Adding a bit of variety to your sugar glider’s diet can be a good call, and banana peppers might just be the tasty twist they’re looking for!

Understanding Sugar Gliders’ Diet

Caring for sugar gliders involves meeting their specific dietary needs to keep them healthy and happy. In their natural habitat, sugar gliders chow down on a mix of pollen, insects, spiders, and sometimes even small birds to get the protein they need. When they’re living the domestic life, it’s vital to mimic this varied diet to make sure they get all the nutrients they require.

Experts from the Association of Sugar Glider Veterinarians suggest a good diet for these pets: 75% pellet food and 25% a mix of fruits, veggies, and tree nuts. This balanced menu should resemble what they’d munch on in the wild. 

On top of that, throw in some fresh fruits, veggies, and protein sources like live insects (think crickets, mealworms, and earthworms), along with raw, unsalted nuts. To cover all bases, consider adding supplements like a reptile multivitamin or calcium with D3.

Keep the water bowl full, even though sugar gliders usually get their hydration from their food. Be cautious about what you offer. Things high in oxalates, like spinach and kale, aren’t the best for the long haul. 

For the best advice on nutrition, consult with a vet who knows their way around exotic animals. It’s all about giving your sugar gliders a well-rounded and diverse diet for their overall health and nutritional needs.

Conclusion

Ensuring that sugar gliders stay healthy involves giving them a diverse and well-rounded diet. In the wild, these little creatures munch on a mix of things like pollen, insects, spiders, and the sap and gum from different plants and trees. When they become our pets, it’s smart to match this natural menu as closely as we can.

Experts from the Association of Sugar Glider Veterinarians suggest a good diet: 75% pellet food and 25% a mix of fruits, veggies, and tree nuts. Don’t forget to throw in some protein sources like live insects and raw, unsalted nuts, along with supplements to cover all nutritional bases. 

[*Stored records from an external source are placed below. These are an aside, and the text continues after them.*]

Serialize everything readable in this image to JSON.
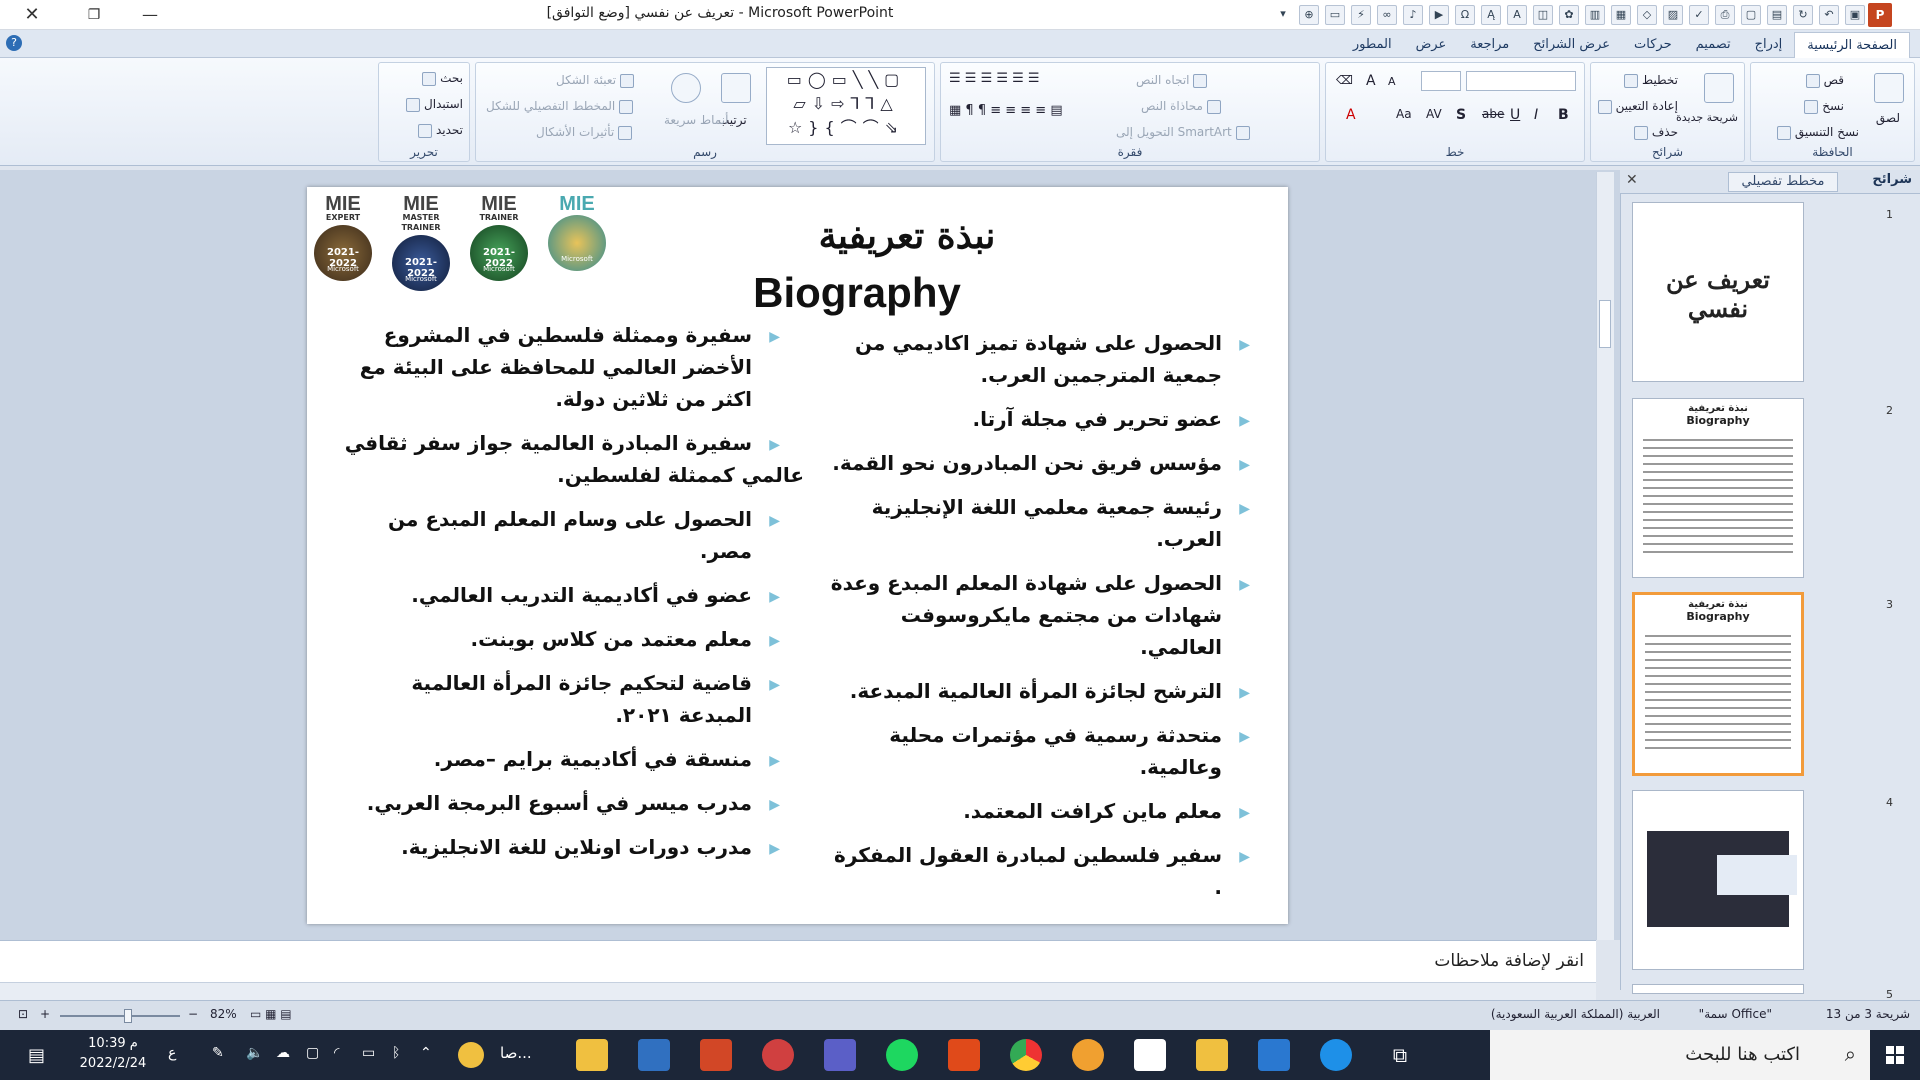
{
  "window": {
    "title": "تعريف عن نفسي [وضع التوافق] - Microsoft PowerPoint",
    "close": "✕",
    "maximize": "❐",
    "minimize": "—"
  },
  "qat_icons": [
    "save-icon",
    "undo-icon",
    "redo-icon",
    "open-icon",
    "new-icon",
    "print-icon",
    "spell-icon",
    "picture-icon",
    "shapes-icon",
    "table-icon",
    "chart-icon",
    "clipart-icon",
    "smartart-icon",
    "textbox-icon",
    "wordart-icon",
    "symbol-icon",
    "media-icon",
    "sound-icon",
    "hyperlink-icon",
    "action-icon",
    "slideshow-icon",
    "zoom-icon",
    "more-icon"
  ],
  "tabs": [
    {
      "label": "الصفحة الرئيسية",
      "active": true
    },
    {
      "label": "إدراج"
    },
    {
      "label": "تصميم"
    },
    {
      "label": "حركات"
    },
    {
      "label": "عرض الشرائح"
    },
    {
      "label": "مراجعة"
    },
    {
      "label": "عرض"
    },
    {
      "label": "المطور"
    }
  ],
  "ribbon": {
    "clipboard": {
      "label": "الحافظة",
      "paste": "لصق",
      "cut": "قص",
      "copy": "نسخ",
      "format_painter": "نسخ التنسيق"
    },
    "slides": {
      "label": "شرائح",
      "new_slide": "شريحة جديدة",
      "layout": "تخطيط",
      "reset": "إعادة التعيين",
      "delete": "حذف"
    },
    "font": {
      "label": "خط"
    },
    "paragraph": {
      "label": "فقرة",
      "text_direction": "اتجاه النص",
      "align_text": "محاذاة النص",
      "smartart": "التحويل إلى SmartArt"
    },
    "drawing": {
      "label": "رسم",
      "arrange": "ترتيب",
      "quick_styles": "أنماط سريعة",
      "shape_fill": "تعبئة الشكل",
      "shape_outline": "المخطط التفصيلي للشكل",
      "shape_effects": "تأثيرات الأشكال"
    },
    "editing": {
      "label": "تحرير",
      "find": "بحث",
      "replace": "استبدال",
      "select": "تحديد"
    }
  },
  "panel": {
    "tab_slides": "شرائح",
    "tab_outline": "مخطط تفصيلي",
    "close": "✕",
    "thumbs": [
      {
        "num": "1",
        "title": "تعريف عن نفسي"
      },
      {
        "num": "2",
        "title": "نبذة تعريفية",
        "subtitle": "Biography"
      },
      {
        "num": "3",
        "title": "نبذة تعريفية",
        "subtitle": "Biography"
      },
      {
        "num": "4"
      },
      {
        "num": "5"
      }
    ]
  },
  "slide": {
    "title_ar": "نبذة تعريفية",
    "title_en": "Biography",
    "badges": [
      {
        "top": "MIE",
        "sub": "EXPERT",
        "year": "2021-2022",
        "ms": "Microsoft",
        "color": "#6b4a2c"
      },
      {
        "top": "MIE",
        "sub": "MASTER TRAINER",
        "year": "2021-2022",
        "ms": "Microsoft",
        "color": "#1f3a6d"
      },
      {
        "top": "MIE",
        "sub": "TRAINER",
        "year": "2021-2022",
        "ms": "Microsoft",
        "color": "#2d7a3a"
      },
      {
        "top": "MIE",
        "sub": "",
        "year": "",
        "ms": "Microsoft",
        "color": "#3aa0a8"
      }
    ],
    "right_col": [
      "الحصول على شهادة تميز اكاديمي من جمعية المترجمين العرب.",
      "عضو تحرير في مجلة آرتا.",
      "مؤسس فريق نحن المبادرون نحو القمة.",
      "رئيسة جمعية معلمي اللغة الإنجليزية العرب.",
      "الحصول على شهادة المعلم المبدع وعدة شهادات من مجتمع مايكروسوفت العالمي.",
      "الترشح لجائزة المرأة العالمية المبدعة.",
      "متحدثة رسمية في مؤتمرات محلية وعالمية.",
      "معلم ماين كرافت المعتمد.",
      "سفير فلسطين لمبادرة العقول المفكرة ."
    ],
    "left_col": [
      "سفيرة وممثلة فلسطين في المشروع  الأخضر العالمي للمحافظة على البيئة مع اكثر من ثلاثين دولة.",
      "سفيرة المبادرة  العالمية جواز سفر ثقافي",
      "الحصول على وسام المعلم المبدع من مصر.",
      "عضو  في أكاديمية التدريب العالمي.",
      "معلم معتمد من كلاس بوينت.",
      "قاضية لتحكيم جائزة المرأة العالمية المبدعة ٢٠٢١.",
      "منسقة في أكاديمية برايم –مصر.",
      "مدرب ميسر في أسبوع البرمجة العربي.",
      "مدرب دورات اونلاين للغة الانجليزية."
    ],
    "left_col_continuation": "عالمي كممثلة لفلسطين."
  },
  "notes": {
    "placeholder": "انقر لإضافة ملاحظات"
  },
  "status": {
    "slide_info": "شريحة 3 من 13",
    "theme": "\"سمة Office\"",
    "language": "العربية (المملكة العربية السعودية)",
    "zoom": "82%",
    "zoom_minus": "−",
    "zoom_plus": "+"
  },
  "taskbar": {
    "search": "اكتب هنا للبحث",
    "time": "10:39 م",
    "date": "2022/2/24",
    "lang": "ع",
    "app_label": "صا..."
  }
}
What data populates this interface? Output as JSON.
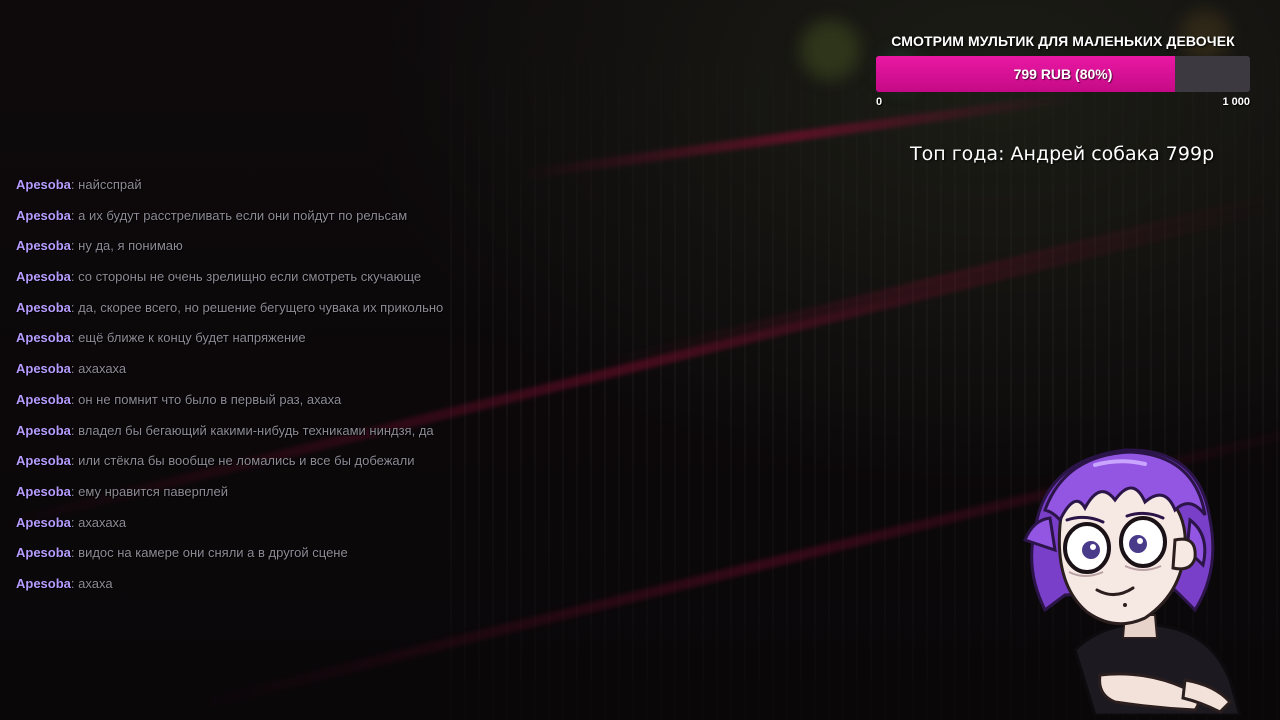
{
  "goal": {
    "title": "СМОТРИМ МУЛЬТИК ДЛЯ МАЛЕНЬКИХ ДЕВОЧЕК",
    "amount_label": "799 RUB (80%)",
    "progress_fraction": 0.8,
    "min_label": "0",
    "max_label": "1 000",
    "fill_color": "#e0179c"
  },
  "top_donator": {
    "text": "Топ года: Андрей собака 799р"
  },
  "chat": {
    "messages": [
      {
        "user": "Apesoba",
        "text": "найсспрай"
      },
      {
        "user": "Apesoba",
        "text": "а их будут расстреливать если они пойдут по рельсам"
      },
      {
        "user": "Apesoba",
        "text": "ну да, я понимаю"
      },
      {
        "user": "Apesoba",
        "text": "со стороны не очень зрелищно если смотреть скучающе"
      },
      {
        "user": "Apesoba",
        "text": "да, скорее всего, но решение бегущего чувака их прикольно"
      },
      {
        "user": "Apesoba",
        "text": "ещё ближе к концу будет напряжение"
      },
      {
        "user": "Apesoba",
        "text": "ахахаха"
      },
      {
        "user": "Apesoba",
        "text": "он не помнит что было в первый раз, ахаха"
      },
      {
        "user": "Apesoba",
        "text": "владел бы бегающий какими-нибудь техниками ниндзя, да"
      },
      {
        "user": "Apesoba",
        "text": "или стёкла бы вообще не ломались и все бы добежали"
      },
      {
        "user": "Apesoba",
        "text": "ему нравится паверплей"
      },
      {
        "user": "Apesoba",
        "text": "ахахаха"
      },
      {
        "user": "Apesoba",
        "text": "видос на камере они сняли а в другой сцене"
      },
      {
        "user": "Apesoba",
        "text": "ахаха"
      }
    ],
    "separator": ":",
    "username_color": "#b79cff",
    "message_color": "#8f8a95"
  },
  "avatar": {
    "icon": "purple-haired-vtuber-avatar",
    "hair_color": "#8a4fd6"
  }
}
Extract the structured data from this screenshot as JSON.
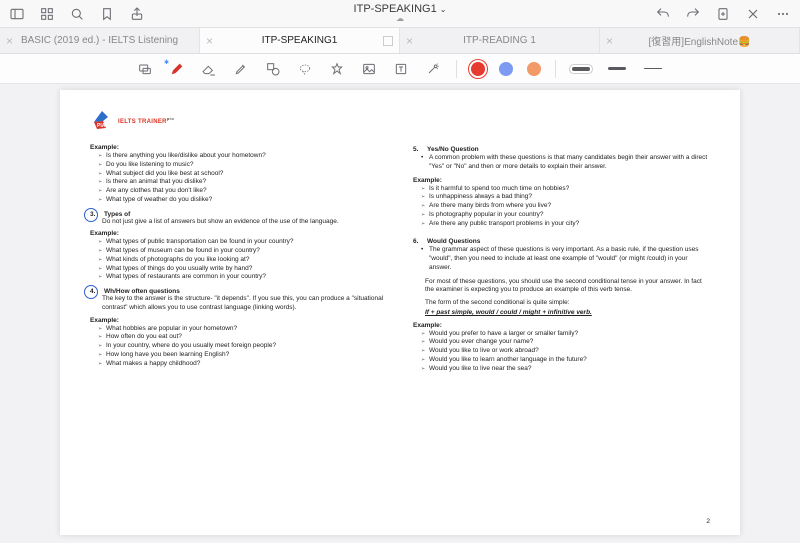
{
  "app": {
    "title": "ITP-SPEAKING1"
  },
  "tabs": [
    {
      "label": "BASIC (2019 ed.) - IELTS Listening"
    },
    {
      "label": "ITP-SPEAKING1"
    },
    {
      "label": "ITP-READING 1"
    },
    {
      "label": "[復習用]EnglishNote🍔"
    }
  ],
  "swatches": {
    "red": "#e63b2e",
    "blue": "#7d9af2",
    "orange": "#f29968"
  },
  "logo": {
    "brand": "IELTS TRAINER",
    "sup": "pro",
    "mark": "PIA"
  },
  "left": {
    "ex1_h": "Example:",
    "ex1": [
      "Is there anything you like/dislike about your hometown?",
      "Do you like listening to music?",
      "What subject did you like best at school?",
      "Is there an animal that you dislike?",
      "Are any clothes that you don't like?",
      "What type of weather do you dislike?"
    ],
    "s3_num": "3.",
    "s3_t": "Types of",
    "s3_body": "Do not just give a list of answers but show an evidence of the use of the language.",
    "ex2_h": "Example:",
    "ex2": [
      "What types of public transportation can be found in your country?",
      "What types of museum can be found in your country?",
      "What kinds of photographs do you like looking at?",
      "What types of things do you usually write by hand?",
      "What types of restaurants are common in your country?"
    ],
    "s4_num": "4.",
    "s4_t": "Wh/How often questions",
    "s4_body": "The key to the answer is the structure- \"it depends\". If you sue this, you can produce a \"situational contrast\" which allows you to use contrast language (linking words).",
    "ex3_h": "Example:",
    "ex3": [
      "What hobbies are popular in your hometown?",
      "How often do you eat out?",
      "In your country, where do you usually meet foreign people?",
      "How long have you been learning English?",
      "What makes a happy childhood?"
    ]
  },
  "right": {
    "s5_num": "5.",
    "s5_t": "Yes/No Question",
    "s5_bul": "A common problem with these questions is that many candidates begin their answer with a direct \"Yes\" or \"No\" and then or more details to explain their answer.",
    "ex4_h": "Example:",
    "ex4": [
      "Is it harmful to spend too much time on hobbies?",
      "Is unhappiness always a bad thing?",
      "Are there many birds from where you live?",
      "Is photography popular in your country?",
      "Are there any public transport problems in your city?"
    ],
    "s6_num": "6.",
    "s6_t": "Would Questions",
    "s6_bul": "The grammar aspect of these questions is very important. As a basic rule, if the question uses \"would\", then you need to include at least one example of \"would\" (or might /could) in your answer.",
    "s6_p1": "For most of these questions, you should use the second conditional tense in your answer. In fact the examiner is expecting you to produce an example of this verb tense.",
    "s6_p2": "The form of the second conditional is quite simple:",
    "s6_formula": "If + past simple, would / could / might + infinitive verb.",
    "ex5_h": "Example:",
    "ex5": [
      "Would you prefer to have a larger or smaller family?",
      "Would you ever change your name?",
      "Would you like to live or work abroad?",
      "Would you like to learn another language in the future?",
      "Would you like to live near the sea?"
    ]
  },
  "pagenum": "2"
}
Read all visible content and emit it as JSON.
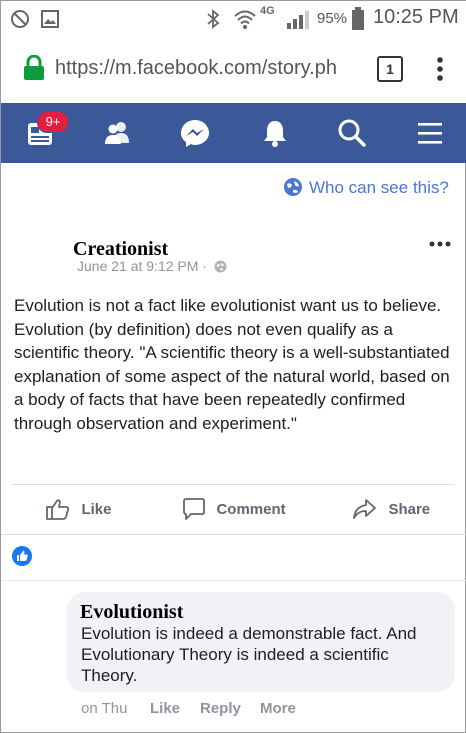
{
  "status_bar": {
    "network": "4G",
    "battery": "95%",
    "time": "10:25 PM"
  },
  "browser": {
    "url": "https://m.facebook.com/story.ph",
    "tab_count": "1"
  },
  "nav": {
    "notification_badge": "9+",
    "brand_color": "#3b5998"
  },
  "post": {
    "privacy_link": "Who can see this?",
    "author": "Creationist",
    "meta": "June 21 at 9:12 PM ·",
    "body": "Evolution is not a fact like evolutionist want us to believe. Evolution (by definition) does not even qualify as a scientific theory. \"A scientific theory is a well-substantiated explanation of some aspect of the natural world, based on a body of facts that have been repeatedly confirmed through observation and experiment.\"",
    "actions": {
      "like": "Like",
      "comment": "Comment",
      "share": "Share"
    }
  },
  "comment": {
    "author": "Evolutionist",
    "text": "Evolution is indeed a demonstrable fact. And Evolutionary Theory is indeed a scientific Theory.",
    "time": "on Thu",
    "like": "Like",
    "reply": "Reply",
    "more": "More"
  }
}
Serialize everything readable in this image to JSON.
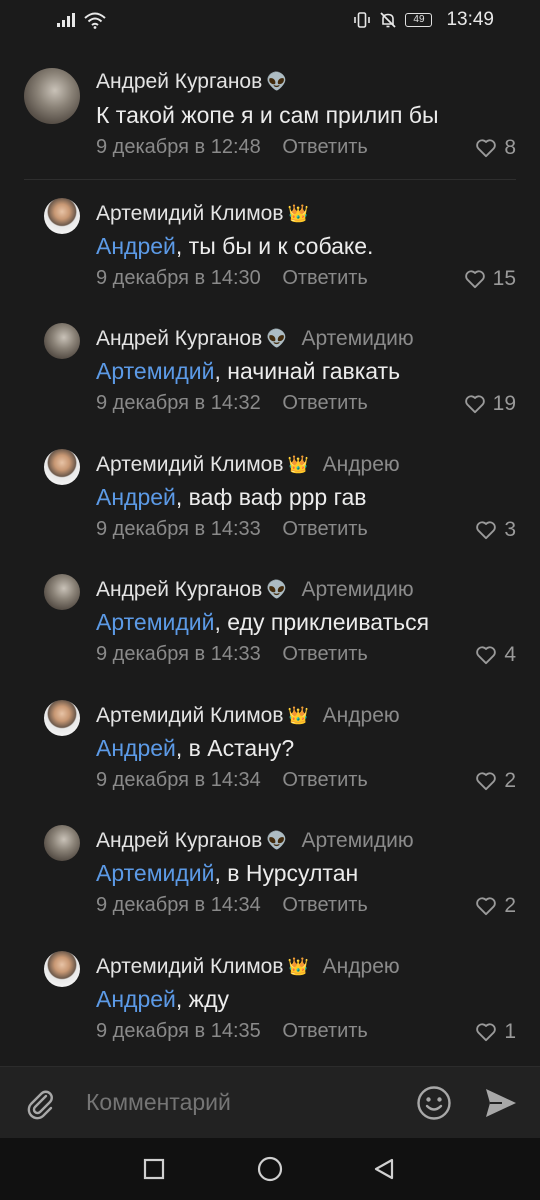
{
  "status_bar": {
    "time": "13:49",
    "battery": "49",
    "icons": [
      "signal-icon",
      "wifi-icon",
      "vibrate-icon",
      "mute-icon",
      "battery-icon"
    ]
  },
  "comments": [
    {
      "author": "Андрей Курганов",
      "badge": "👽",
      "reply_to": "",
      "mention": "",
      "text": "К такой жопе я и сам прилип бы",
      "date": "9 декабря в 12:48",
      "reply_label": "Ответить",
      "likes": "8"
    },
    {
      "author": "Артемидий Климов",
      "badge": "👑",
      "reply_to": "",
      "mention": "Андрей",
      "text": ", ты бы и к собаке.",
      "date": "9 декабря в 14:30",
      "reply_label": "Ответить",
      "likes": "15"
    },
    {
      "author": "Андрей Курганов",
      "badge": "👽",
      "reply_to": "Артемидию",
      "mention": "Артемидий",
      "text": ", начинай гавкать",
      "date": "9 декабря в 14:32",
      "reply_label": "Ответить",
      "likes": "19"
    },
    {
      "author": "Артемидий Климов",
      "badge": "👑",
      "reply_to": "Андрею",
      "mention": "Андрей",
      "text": ", ваф ваф ррр гав",
      "date": "9 декабря в 14:33",
      "reply_label": "Ответить",
      "likes": "3"
    },
    {
      "author": "Андрей Курганов",
      "badge": "👽",
      "reply_to": "Артемидию",
      "mention": "Артемидий",
      "text": ", еду приклеиваться",
      "date": "9 декабря в 14:33",
      "reply_label": "Ответить",
      "likes": "4"
    },
    {
      "author": "Артемидий Климов",
      "badge": "👑",
      "reply_to": "Андрею",
      "mention": "Андрей",
      "text": ", в Астану?",
      "date": "9 декабря в 14:34",
      "reply_label": "Ответить",
      "likes": "2"
    },
    {
      "author": "Андрей Курганов",
      "badge": "👽",
      "reply_to": "Артемидию",
      "mention": "Артемидий",
      "text": ", в Нурсултан",
      "date": "9 декабря в 14:34",
      "reply_label": "Ответить",
      "likes": "2"
    },
    {
      "author": "Артемидий Климов",
      "badge": "👑",
      "reply_to": "Андрею",
      "mention": "Андрей",
      "text": ", жду",
      "date": "9 декабря в 14:35",
      "reply_label": "Ответить",
      "likes": "1"
    }
  ],
  "composer": {
    "placeholder": "Комментарий",
    "icons": [
      "paperclip-icon",
      "emoji-icon",
      "send-icon"
    ]
  },
  "navbar": {
    "icons": [
      "recent-apps-icon",
      "home-icon",
      "back-icon"
    ]
  },
  "colors": {
    "background": "#1b1b1b",
    "mention": "#5c9ae6",
    "secondary_text": "#8a8a8a"
  }
}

Keep that water bowl full, even though sugar gliders usually get their hydration from their food. And be careful about what you serve – things high in oxalates, like spinach and kale, aren’t the best for the long haul.

To make sure your sugar gliders are in top shape, it’s a good idea to chat with an exotic vet who knows their stuff about these unique pets. By giving them a variety of foods and making sure they get all the nutrients they need, sugar glider owners can make sure their little pals have a happy and healthy life.

Author

I am a Doctor of Veterinary Medicine and have a keen interest in animal health care. Working as a veterinary content writer, I intend to stay with professional approach in producing quality content. I like research-based reading and currently seeking my veterinary profession. My hobbies are travelling to exotic places and observing nature to the fullest.

Similar Posts

Leave a Reply

Your email address will not be published. Required fields are marked *